Ernie Humphrey: When this started to unfold, as a CFO that faced these challenges, were there things that you thought that, “Wow, Centage could really help these companies that face these challenges? What were the things that really came to your mind given that you use Centage? How did you believe that Centage could be especially valuable for companies realizing value for FP&A done right, especially now in this new environment that we are in right now?

Jason Lin: That is a great question and a great thought, Ernie. When the post-COVID reality really set in, I’ll call it, the two things that popped into my mind very clearly was number one, FP&A is going to be in the spotlight. It is “go time” for FP&A professionals. Organizations are going to be leaning on them and looking towards them as they are making their decisions in the coming months, coming quarters. Number two, companies need Planning Maestro, or something like Planning Maestro, so traditionally there is a ton of seasonality in FP&A.

I’m sure you’ve probably heard FP&A folks talk about planning or budgeting season and depending on where you are, if you’re on a calendar or fiscal year, usually that means the end of Q three/Q four, when you’re preparing your upcoming annual plan for board approval at the end of the year. I think that COVID has completely blown that up. I think it’s blown that season now. Back in March, I could read you texts from my phone, I was getting texts from my friends in my professional networks saying things like, “Boy, I’m glad I spent all that time on the budget,” or, “There goes my 2020 plan,” right?


I would argue that folks are in budget or planning season every month, every quarter right now. As we get more visibility to the true impact of COVID, doing that in manual processes is nearly impossible.
Quotes Quotes

We’re absolutely in a time of uncertainty. I think that every single month we’re collecting data. What’s the impact on our top line sales? What’s the impact to lead generation? What are our collections looking like? I would argue that folks are in budget or planning season every month, every quarter right now. As we get more visibility to the true impact of COVID, doing that in manual processes is nearly impossible. It’s a difficult time. We don’t have a quarter and two months, and it’s a difficult time right now to tell your CEO or your business leaders, “Well, let me crunch the numbers and get back to you in a few days.” Decisions are being made in those few days. Personally, speaking at Centage, where we are on a monthly rolling forecast cycle, that’s exactly what we’re doing. We’re using Planning Maestro to create multiple forecast scenarios, we’re pressure testing all of those assumptions.
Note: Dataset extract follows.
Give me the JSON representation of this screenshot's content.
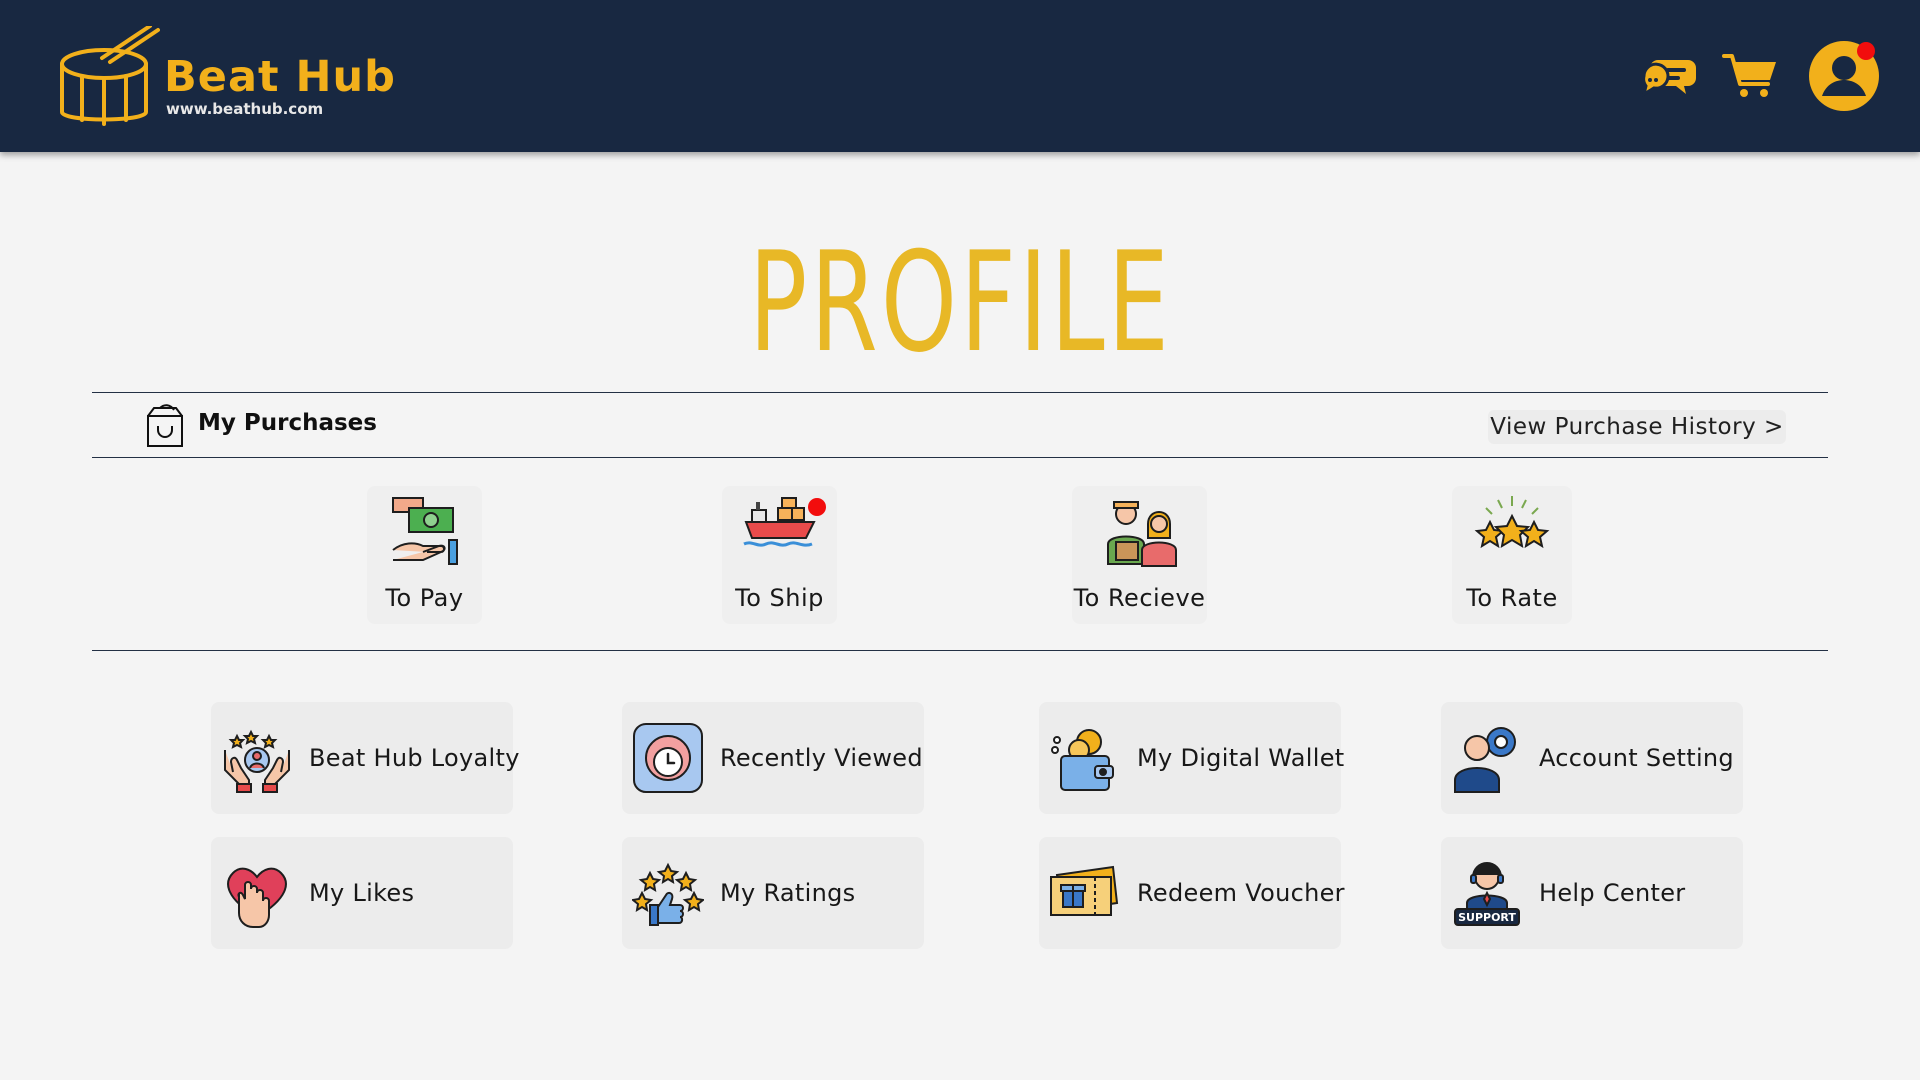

It would be impossible to do what we are doing in the time that we’re doing it without our software.

If you want to experience my entire conversation with Jason Lin. You can listen to the full podcast episode Leveraging Robust Planning to Deliver Business Agility.

Share this story
Share

Ready to
Talk?

Take the first step towards better Accounts Payable.
Meet with one of our AP experts.

Let's Talk